After years of debate, the Bill that led to the creation of the PLA was introduced. It received Royal Assent as the Port of London Act, 1908.
1909 March: the PLA came into being. It took responsibilty (from the Thames Conservancy) for the tidal Thames from Teddington Lock to a line from Havengore Creek, Essex, to Warden Point, on the Isle of Sheppey in Kent; and took over the assets of the dock companies - the Surrey Commercial Dock Company, the London & India Dock Company, and the Millwall Dock Company - at a cost of £23 million.
Trade through the Port, particularly the enclosed docks, reached its peak in 1964 at 55 million metric tonnes.
Changes in cargo handling technology and increasing ship size then rapidly brought to an end the use of the up-river enclosed docks (St Katharines to the Royal Docks); they progressively closed between 1967 and 1981 as trade moved downriver.
1992 Tilbury Docks was privatised - this marked the end of the PLA's involvement in cargo handling.

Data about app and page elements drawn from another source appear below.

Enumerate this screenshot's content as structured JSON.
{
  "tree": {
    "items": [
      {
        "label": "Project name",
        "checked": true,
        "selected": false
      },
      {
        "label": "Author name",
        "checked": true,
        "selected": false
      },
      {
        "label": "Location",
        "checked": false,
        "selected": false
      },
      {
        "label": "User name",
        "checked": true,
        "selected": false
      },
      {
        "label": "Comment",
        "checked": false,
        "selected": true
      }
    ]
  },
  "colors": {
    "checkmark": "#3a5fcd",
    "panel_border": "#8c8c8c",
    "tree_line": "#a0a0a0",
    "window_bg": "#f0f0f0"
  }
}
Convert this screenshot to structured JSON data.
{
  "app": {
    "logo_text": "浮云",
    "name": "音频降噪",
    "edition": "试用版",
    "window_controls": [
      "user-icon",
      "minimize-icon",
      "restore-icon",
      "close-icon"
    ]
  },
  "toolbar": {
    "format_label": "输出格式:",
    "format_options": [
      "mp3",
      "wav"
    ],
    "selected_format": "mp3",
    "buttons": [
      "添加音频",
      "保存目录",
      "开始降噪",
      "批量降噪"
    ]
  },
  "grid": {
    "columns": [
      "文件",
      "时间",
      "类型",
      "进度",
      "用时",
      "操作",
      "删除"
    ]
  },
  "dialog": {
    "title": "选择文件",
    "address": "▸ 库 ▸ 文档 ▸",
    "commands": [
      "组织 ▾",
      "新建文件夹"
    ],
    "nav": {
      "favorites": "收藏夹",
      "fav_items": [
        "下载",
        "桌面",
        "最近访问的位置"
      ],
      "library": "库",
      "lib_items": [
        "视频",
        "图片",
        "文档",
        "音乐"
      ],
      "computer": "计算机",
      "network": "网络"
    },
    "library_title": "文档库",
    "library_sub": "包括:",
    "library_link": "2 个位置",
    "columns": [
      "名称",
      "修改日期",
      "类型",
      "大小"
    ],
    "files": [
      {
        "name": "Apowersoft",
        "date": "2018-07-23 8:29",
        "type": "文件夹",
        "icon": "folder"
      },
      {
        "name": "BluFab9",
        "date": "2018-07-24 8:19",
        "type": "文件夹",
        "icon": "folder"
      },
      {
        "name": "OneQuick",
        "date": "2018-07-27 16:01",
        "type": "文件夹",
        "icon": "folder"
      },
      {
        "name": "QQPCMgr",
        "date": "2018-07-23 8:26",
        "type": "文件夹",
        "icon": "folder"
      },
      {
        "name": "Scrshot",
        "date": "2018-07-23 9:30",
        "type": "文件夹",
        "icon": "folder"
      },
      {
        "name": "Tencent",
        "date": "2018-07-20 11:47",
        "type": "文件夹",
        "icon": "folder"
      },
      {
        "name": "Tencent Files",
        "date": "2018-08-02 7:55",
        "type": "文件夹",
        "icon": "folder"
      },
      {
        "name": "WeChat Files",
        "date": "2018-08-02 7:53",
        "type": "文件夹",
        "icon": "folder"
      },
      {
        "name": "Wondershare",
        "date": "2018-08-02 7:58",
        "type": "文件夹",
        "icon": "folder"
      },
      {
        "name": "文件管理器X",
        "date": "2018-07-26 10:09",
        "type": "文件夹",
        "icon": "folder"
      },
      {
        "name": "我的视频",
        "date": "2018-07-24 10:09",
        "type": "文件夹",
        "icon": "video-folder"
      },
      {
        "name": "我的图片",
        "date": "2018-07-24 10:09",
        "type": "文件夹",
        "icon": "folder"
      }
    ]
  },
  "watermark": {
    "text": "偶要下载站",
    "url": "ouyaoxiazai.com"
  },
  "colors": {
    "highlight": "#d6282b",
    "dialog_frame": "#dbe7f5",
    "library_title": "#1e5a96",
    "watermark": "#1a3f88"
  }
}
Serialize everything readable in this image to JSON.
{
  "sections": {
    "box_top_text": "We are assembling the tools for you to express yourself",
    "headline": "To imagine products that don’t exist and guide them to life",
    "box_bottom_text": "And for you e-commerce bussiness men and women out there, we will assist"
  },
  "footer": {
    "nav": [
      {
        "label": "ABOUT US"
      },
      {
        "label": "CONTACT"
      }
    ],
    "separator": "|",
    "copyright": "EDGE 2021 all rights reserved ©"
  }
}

Today, the Port handles over 50 million tonnes of cargo, with the larger operations concentrated around and down river of the Dartford river crossing.
Today the PLA's role is to help people use the river safely - whether it is for deep-sea trade, river borne freight within London, commuting, sailing or rowing.